Back in the Mughal era, the designs on Banarasi sarees largely consisted of Islamic motifs such as floral patterns, stylised leaves, and the use of jali work (net), all of which can also be found also in their architecture. The Taj Mahal boasts of similar motifs in intricate inlay work crafted from and within stone. The effect is simply stunning. The designs were an attempt to recreate the bounty of jannat (paradise).
During the British era, the Victorians often demanded geometric patterns. Today, while Islamic motifs remain popular, one can find a variety of Hindu Gods embossed on to cushion covers, wall-hangings and even sarees.
Banarasi sarees can be categorized into four distinct varieties, namely pure silk (katan), organza (kora) with zari and silk, georgette and shattir. Of these, the pure silk variety is the most renown. On the basis of design, Banarasi sarees are also classified into jangla, tanchoi, vaskat, cutwork, tissue and butidar.
Shop different varieties of Banaras sarees.
Current state of the art
The trade that has survived centuries is under threat with inexpensive fakes flooding the markets. Sadly, many craftsmen have been forced to switch careers. An authentic Banarasi silk saree takes time and effort to create, and comes with a hefty price tag. Customers are often unwilling to pay the price of the labour and willingly opt for fakes. But a visit to Bressler Silk House, a talk with a craftsman, and watching him at work, is all it will take to realise the intricacy and beauty of this art. By respecting the craftsman and paying a fair price, we may be able to preserve this chapter of our history.

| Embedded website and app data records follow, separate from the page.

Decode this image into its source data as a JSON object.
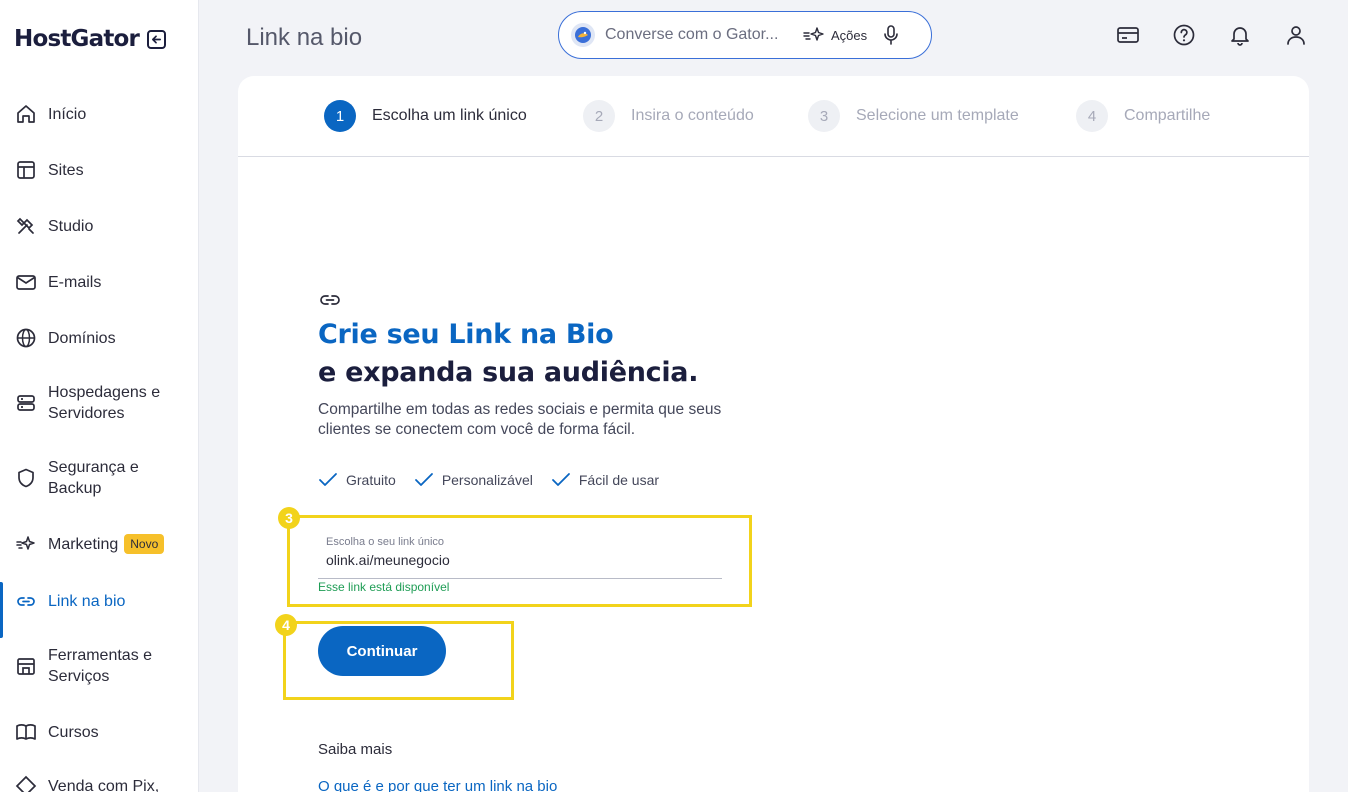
{
  "sidebar": {
    "logo": "HostGator",
    "items": [
      {
        "label": "Início"
      },
      {
        "label": "Sites"
      },
      {
        "label": "Studio"
      },
      {
        "label": "E-mails"
      },
      {
        "label": "Domínios"
      },
      {
        "label": "Hospedagens e Servidores"
      },
      {
        "label": "Segurança e Backup"
      },
      {
        "label": "Marketing",
        "badge": "Novo"
      },
      {
        "label": "Link na bio",
        "active": true
      },
      {
        "label": "Ferramentas e Serviços"
      },
      {
        "label": "Cursos"
      },
      {
        "label": "Venda com Pix,"
      }
    ]
  },
  "header": {
    "title": "Link na bio",
    "search_placeholder": "Converse com o Gator...",
    "actions_label": "Ações"
  },
  "steps": [
    {
      "number": "1",
      "label": "Escolha um link único"
    },
    {
      "number": "2",
      "label": "Insira o conteúdo"
    },
    {
      "number": "3",
      "label": "Selecione um template"
    },
    {
      "number": "4",
      "label": "Compartilhe"
    }
  ],
  "hero": {
    "title": "Crie seu Link na Bio",
    "subtitle": "e expanda sua audiência.",
    "description": "Compartilhe em todas as redes sociais e permita que seus clientes se conectem com você de forma fácil."
  },
  "features": [
    "Gratuito",
    "Personalizável",
    "Fácil de usar"
  ],
  "link_field": {
    "label": "Escolha o seu link único",
    "value": "olink.ai/meunegocio",
    "help": "Esse link está disponível"
  },
  "annotations": [
    "3",
    "4"
  ],
  "continue_label": "Continuar",
  "learn_more": {
    "title": "Saiba mais",
    "link": "O que é e por que ter um link na bio"
  },
  "colors": {
    "accent": "#0a66c2",
    "highlight": "#f2d31b",
    "success": "#1f9d55",
    "badge": "#f6c02a"
  }
}
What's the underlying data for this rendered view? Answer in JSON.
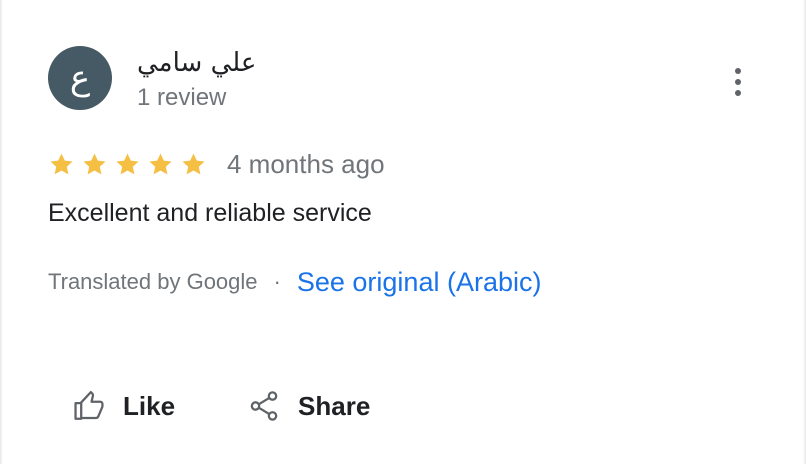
{
  "review": {
    "avatar_initial": "ع",
    "author_name": "علي سامي",
    "review_count": "1 review",
    "rating": 5,
    "rating_max": 5,
    "timestamp": "4 months ago",
    "text": "Excellent and reliable service",
    "translated_by": "Translated by Google",
    "separator": "·",
    "see_original": "See original (Arabic)"
  },
  "actions": {
    "like_label": "Like",
    "share_label": "Share"
  },
  "icons": {
    "more": "more-vert-icon",
    "star": "star-icon",
    "like": "thumb-up-icon",
    "share": "share-icon"
  },
  "colors": {
    "avatar_bg": "#455a64",
    "star": "#f4bf42",
    "link": "#1a73e8",
    "muted": "#70757a",
    "text": "#202124"
  }
}
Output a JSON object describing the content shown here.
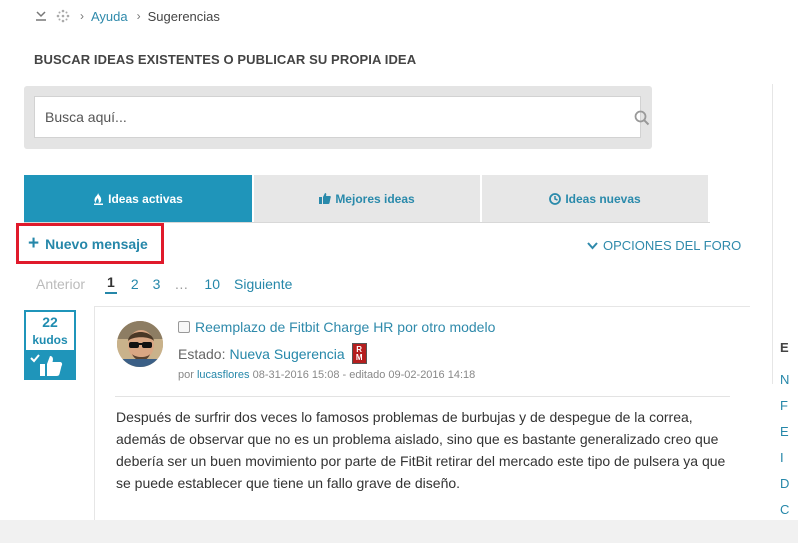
{
  "breadcrumb": {
    "items": [
      {
        "label": "Ayuda",
        "link": true
      },
      {
        "label": "Sugerencias",
        "link": false
      }
    ]
  },
  "page_title": "BUSCAR IDEAS EXISTENTES O PUBLICAR SU PROPIA IDEA",
  "search": {
    "placeholder": "Busca aquí...",
    "value": ""
  },
  "tabs": [
    {
      "label": "Ideas activas",
      "icon": "flame-icon",
      "active": true
    },
    {
      "label": "Mejores ideas",
      "icon": "thumbs-up-icon",
      "active": false
    },
    {
      "label": "Ideas nuevas",
      "icon": "clock-icon",
      "active": false
    }
  ],
  "new_message": {
    "label": "Nuevo mensaje",
    "highlight_color": "#e01a2b"
  },
  "forum_options": {
    "label": "OPCIONES DEL FORO"
  },
  "pagination": {
    "prev": "Anterior",
    "pages": [
      "1",
      "2",
      "3"
    ],
    "ellipsis": "…",
    "last": "10",
    "next": "Siguiente",
    "current": "1"
  },
  "post": {
    "kudos": {
      "count": "22",
      "label": "kudos"
    },
    "title": "Reemplazo de Fitbit Charge HR por otro modelo",
    "status_label": "Estado:",
    "status_value": "Nueva Sugerencia",
    "status_badge": {
      "top": "R",
      "bottom": "M"
    },
    "meta_prefix": "por",
    "author": "lucasflores",
    "date": "08-31-2016 15:08",
    "edited": "- editado 09-02-2016 14:18",
    "body": "Después de surfrir dos veces lo famosos problemas de burbujas y de despegue de la correa, además de observar que no es un problema aislado, sino que es bastante generalizado creo que debería ser un buen movimiento por parte de FitBit retirar del mercado este tipo de pulsera ya que se puede establecer que tiene un fallo grave de diseño."
  },
  "sidebar_clipped": {
    "heading": "E",
    "items": [
      "N",
      "F",
      "E",
      "I",
      "D",
      "C"
    ]
  },
  "colors": {
    "accent": "#1f95ba",
    "link": "#2587a9",
    "tab_inactive": "#e7e7e7"
  }
}
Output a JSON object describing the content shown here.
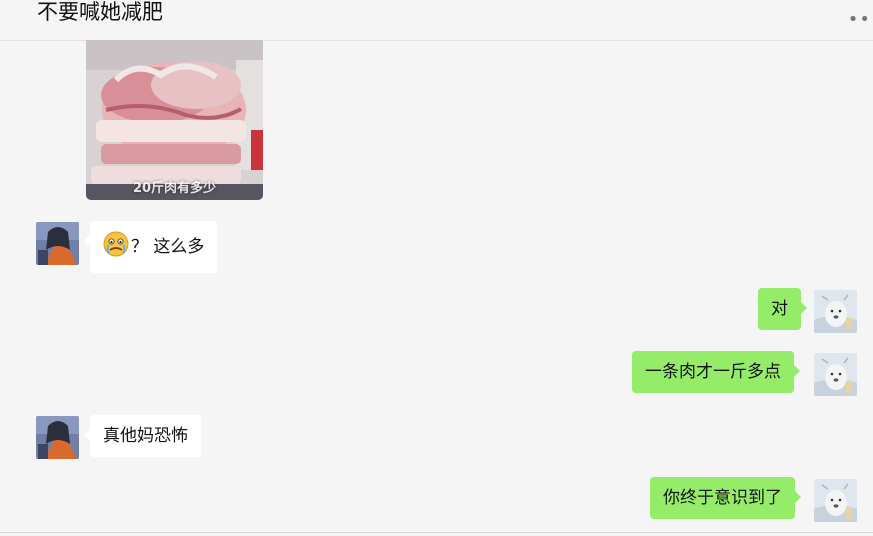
{
  "chat": {
    "title": "不要喊她减肥",
    "more_icon": "more-dots-icon"
  },
  "colors": {
    "self_bubble": "#95ec69",
    "other_bubble": "#ffffff",
    "background": "#f5f5f5"
  },
  "messages": [
    {
      "from": "other",
      "type": "image",
      "caption": "20斤肉有多少"
    },
    {
      "from": "other",
      "type": "text",
      "emoji": "tearful-face-emoji",
      "text": "？ 这么多"
    },
    {
      "from": "self",
      "type": "text",
      "text": "对"
    },
    {
      "from": "self",
      "type": "text",
      "text": "一条肉才一斤多点"
    },
    {
      "from": "other",
      "type": "text",
      "text": "真他妈恐怖"
    },
    {
      "from": "self",
      "type": "text",
      "text": "你终于意识到了"
    }
  ]
}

On the bright side, Banarasi sarees now have the GI (Geographical Indication) certification for Banaras Brocades and Sarees.
A genuine Banarasi silk saree can be bought for anywhere from Rs.3,000 to Rs.2,00,000 depending on the design and the intricacy of the work. That said, a saree with a decent amount of work would cost a minimum of Rs.8,000 to Rs.10,000.
How to identify a Banarasi silk saree
- With increase in prices of gold and silver, copper alloys are used to create zari threads. These threads are then plated in silver or gold. “But the trained eye can immediately spot the difference,” says Ojha. He shows me a fake against the real deal and while the former has more glitter, the garishness takes away from the regal air.
- An easy way to spot a fake is to look for heavy thread work on the reverse side of the saree. But while these are indicators, they can often be manipulated by crafty salesman.
- To absolutely ensure that you aren’t being scammed, look for the GI (Geographical Indication) tag. This government marker protects customers and craftsmen.
It is recommended that you dry clean Banarasi sarees. However, if you choose to wash it at home, make sure to simply dip it in cold water a few times before hanging out to drip-dry. Do not use detergent in the first few washes and a clothes brush is an absolute no-no. You can either wrap the saree in muslin cloth and store it away from sunlight or store it in a hanging position in your cupboard. Either way, you must change the folds every now and then.
Images credit: Kiran Mehta / Shutterstock